## PROBLEM DESCRIPTION
I would like every line of the records below that contains the word "rest" copied.

EXTRACTED RECORDS section start

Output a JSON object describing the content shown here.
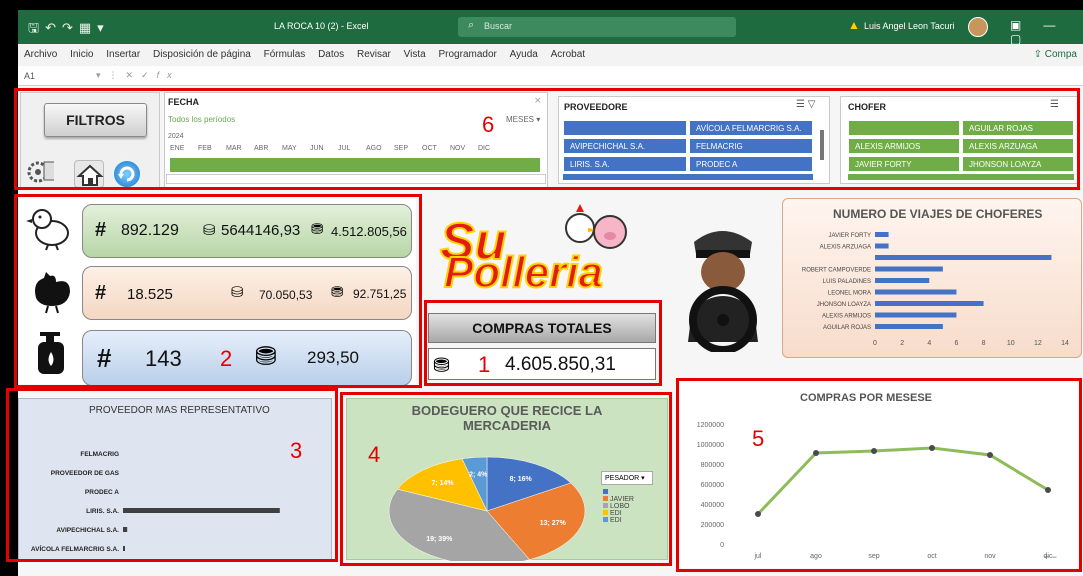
{
  "window": {
    "title": "LA ROCA 10 (2)  -  Excel",
    "search_placeholder": "Buscar",
    "user": "Luis Angel Leon Tacuri"
  },
  "menu": {
    "items": [
      "Archivo",
      "Inicio",
      "Insertar",
      "Disposición de página",
      "Fórmulas",
      "Datos",
      "Revisar",
      "Vista",
      "Programador",
      "Ayuda",
      "Acrobat"
    ],
    "share": "Compa"
  },
  "formula_bar": {
    "cell_ref": "A1",
    "fx": "fx"
  },
  "filters": {
    "button": "FILTROS",
    "fecha": {
      "title": "FECHA",
      "all_periods": "Todos los períodos",
      "level": "MESES",
      "year": "2024",
      "months": [
        "ENE",
        "FEB",
        "MAR",
        "ABR",
        "MAY",
        "JUN",
        "JUL",
        "AGO",
        "SEP",
        "OCT",
        "NOV",
        "DIC"
      ]
    },
    "proveedor": {
      "title": "PROVEEDORE",
      "items": [
        "",
        "AVÍCOLA FELMARCRIG S.A.",
        "AVIPECHICHAL S.A.",
        "FELMACRIG",
        "LIRIS. S.A.",
        "PRODEC A"
      ]
    },
    "chofer": {
      "title": "CHOFER",
      "items": [
        "",
        "AGUILAR ROJAS",
        "ALEXIS ARMIJOS",
        "ALEXIS ARZUAGA",
        "JAVIER FORTY",
        "JHONSON LOAYZA"
      ]
    }
  },
  "kpis": {
    "pollo": {
      "hash": "#",
      "count": "892.129",
      "weight": "5644146,93",
      "money": "4.512.805,56"
    },
    "gallina": {
      "hash": "#",
      "count": "18.525",
      "weight": "70.050,53",
      "money": "92.751,25"
    },
    "gas": {
      "hash": "#",
      "count": "143",
      "money": "293,50"
    },
    "weight_icon_label": "LB"
  },
  "compras_totales": {
    "header": "COMPRAS TOTALES",
    "value": "4.605.850,31"
  },
  "red_labels": {
    "n1": "1",
    "n2": "2",
    "n3": "3",
    "n4": "4",
    "n5": "5",
    "n6": "6"
  },
  "chart_data": [
    {
      "type": "bar",
      "title": "NUMERO DE VIAJES DE CHOFERES",
      "orientation": "horizontal",
      "categories": [
        "JAVIER FORTY",
        "ALEXIS ARZUAGA",
        "",
        "ROBERT CAMPOVERDE",
        "LUIS PALADINES",
        "LEONEL MORA",
        "JHONSON LOAYZA",
        "ALEXIS ARMIJOS",
        "AGUILAR ROJAS"
      ],
      "values": [
        1,
        1,
        13,
        5,
        4,
        6,
        8,
        6,
        5
      ],
      "xlim": [
        0,
        14
      ],
      "xticks": [
        0,
        2,
        4,
        6,
        8,
        10,
        12,
        14
      ],
      "color": "#4472c4"
    },
    {
      "type": "bar",
      "title": "PROVEEDOR  MAS REPRESENTATIVO",
      "orientation": "horizontal",
      "categories": [
        "FELMACRIG",
        "PROVEEDOR DE GAS",
        "PRODEC A",
        "LIRIS. S.A.",
        "AVIPECHICHAL S.A.",
        "AVÍCOLA FELMARCRIG S.A."
      ],
      "values": [
        0,
        0,
        0,
        3000000,
        80000,
        10000
      ],
      "color": "#404040"
    },
    {
      "type": "pie",
      "title": "BODEGUERO QUE RECICE LA MERCADERIA",
      "slices": [
        {
          "label": "8; 16%",
          "value": 8,
          "percent": 16,
          "color": "#4472c4"
        },
        {
          "label": "13; 27%",
          "value": 13,
          "percent": 27,
          "color": "#ed7d31"
        },
        {
          "label": "19; 39%",
          "value": 19,
          "percent": 39,
          "color": "#a5a5a5"
        },
        {
          "label": "7; 14%",
          "value": 7,
          "percent": 14,
          "color": "#ffc000"
        },
        {
          "label": "2; 4%",
          "value": 2,
          "percent": 4,
          "color": "#5b9bd5"
        }
      ],
      "legend": {
        "title": "PESADOR",
        "entries": [
          {
            "name": "",
            "color": "#4472c4"
          },
          {
            "name": "JAVIER",
            "color": "#ed7d31"
          },
          {
            "name": "LOBO",
            "color": "#a5a5a5"
          },
          {
            "name": "EDI",
            "color": "#ffc000"
          },
          {
            "name": "EDI",
            "color": "#5b9bd5"
          }
        ],
        "placement": "right"
      }
    },
    {
      "type": "line",
      "title": "COMPRAS POR MESESE",
      "categories": [
        "jul",
        "ago",
        "sep",
        "oct",
        "nov",
        "dic"
      ],
      "values": [
        300000,
        910000,
        930000,
        960000,
        890000,
        540000
      ],
      "ylim": [
        0,
        1200000
      ],
      "yticks": [
        0,
        200000,
        400000,
        600000,
        800000,
        1000000,
        1200000
      ],
      "color": "#8fbc5a"
    }
  ]
}
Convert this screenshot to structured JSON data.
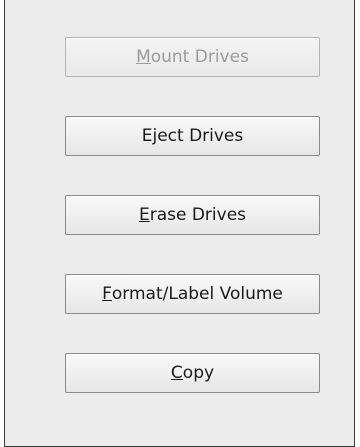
{
  "buttons": [
    {
      "mnemonic": "M",
      "rest": "ount Drives",
      "enabled": false
    },
    {
      "mnemonic": "",
      "rest": "Eject Drives",
      "enabled": true
    },
    {
      "mnemonic": "E",
      "rest": "rase Drives",
      "enabled": true
    },
    {
      "mnemonic": "F",
      "rest": "ormat/Label Volume",
      "enabled": true
    },
    {
      "mnemonic": "C",
      "rest": "opy",
      "enabled": true
    }
  ]
}
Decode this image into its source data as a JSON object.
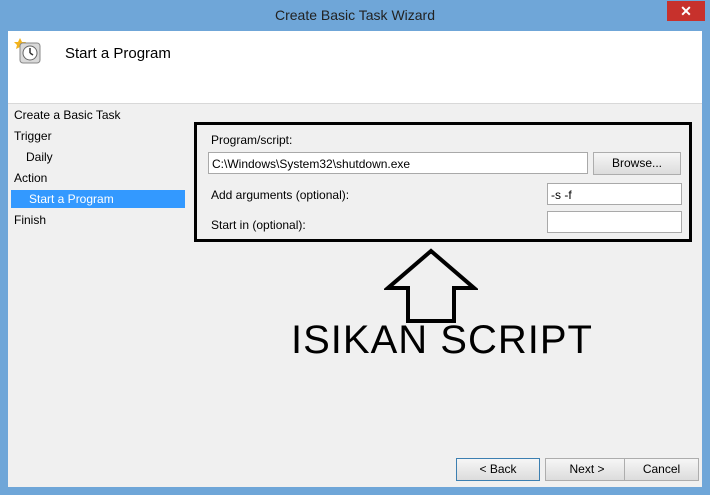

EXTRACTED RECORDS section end

## REPLY
      "rest": "ount Drives",
      "rest": "Eject Drives",
      "rest": "rase Drives",
      "rest": "ormat/Label Volume",
      "rest": "opy",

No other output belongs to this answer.